START Available data

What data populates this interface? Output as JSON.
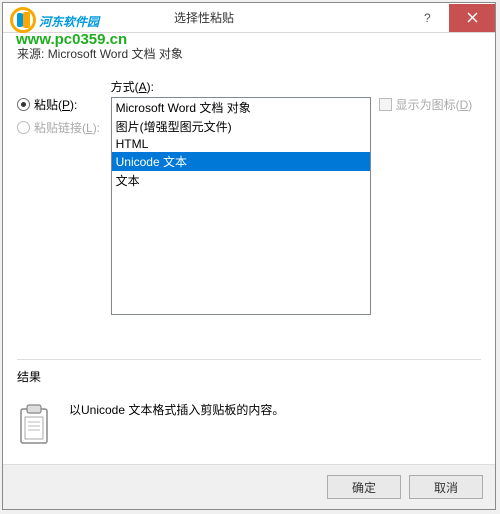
{
  "watermark": {
    "line1": "河东软件园",
    "line2": "www.pc0359.cn"
  },
  "title": "选择性粘贴",
  "source": {
    "label": "来源:",
    "value": "Microsoft Word 文档 对象"
  },
  "paste_radio": {
    "label": "粘贴(P):",
    "selected": true
  },
  "paste_link_radio": {
    "label": "粘贴链接(L):",
    "selected": false,
    "enabled": false
  },
  "method_label": "方式(A):",
  "list": {
    "items": [
      "Microsoft Word 文档 对象",
      "图片(增强型图元文件)",
      "HTML",
      "Unicode 文本",
      "文本"
    ],
    "selected_index": 3
  },
  "show_icon": {
    "label": "显示为图标(D)",
    "checked": false,
    "enabled": false
  },
  "result": {
    "heading": "结果",
    "text": "以Unicode 文本格式插入剪贴板的内容。"
  },
  "buttons": {
    "ok": "确定",
    "cancel": "取消"
  }
}
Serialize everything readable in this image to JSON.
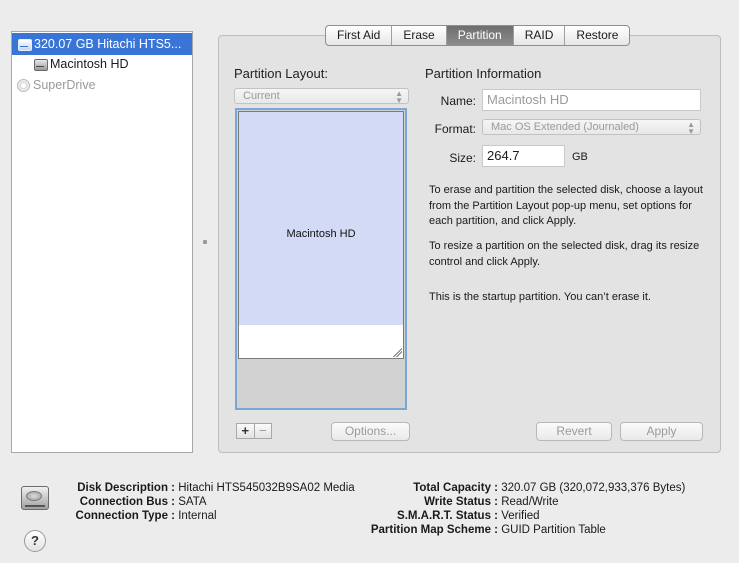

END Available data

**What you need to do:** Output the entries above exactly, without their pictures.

**Exercise solution:**
What data populates this interface? Output as JSON.
{
  "watermark": {
    "line1": "河东软件园",
    "line2": "www.pc0359.cn"
  },
  "title": "选择性粘贴",
  "source": {
    "label": "来源:",
    "value": "Microsoft Word 文档 对象"
  },
  "paste_radio": {
    "label": "粘贴(P):",
    "selected": true
  },
  "paste_link_radio": {
    "label": "粘贴链接(L):",
    "selected": false,
    "enabled": false
  },
  "method_label": "方式(A):",
  "list": {
    "items": [
      "Microsoft Word 文档 对象",
      "图片(增强型图元文件)",
      "HTML",
      "Unicode 文本",
      "文本"
    ],
    "selected_index": 3
  },
  "show_icon": {
    "label": "显示为图标(D)",
    "checked": false,
    "enabled": false
  },
  "result": {
    "heading": "结果",
    "text": "以Unicode 文本格式插入剪贴板的内容。"
  },
  "buttons": {
    "ok": "确定",
    "cancel": "取消"
  }
}
Serialize everything readable in this image to JSON.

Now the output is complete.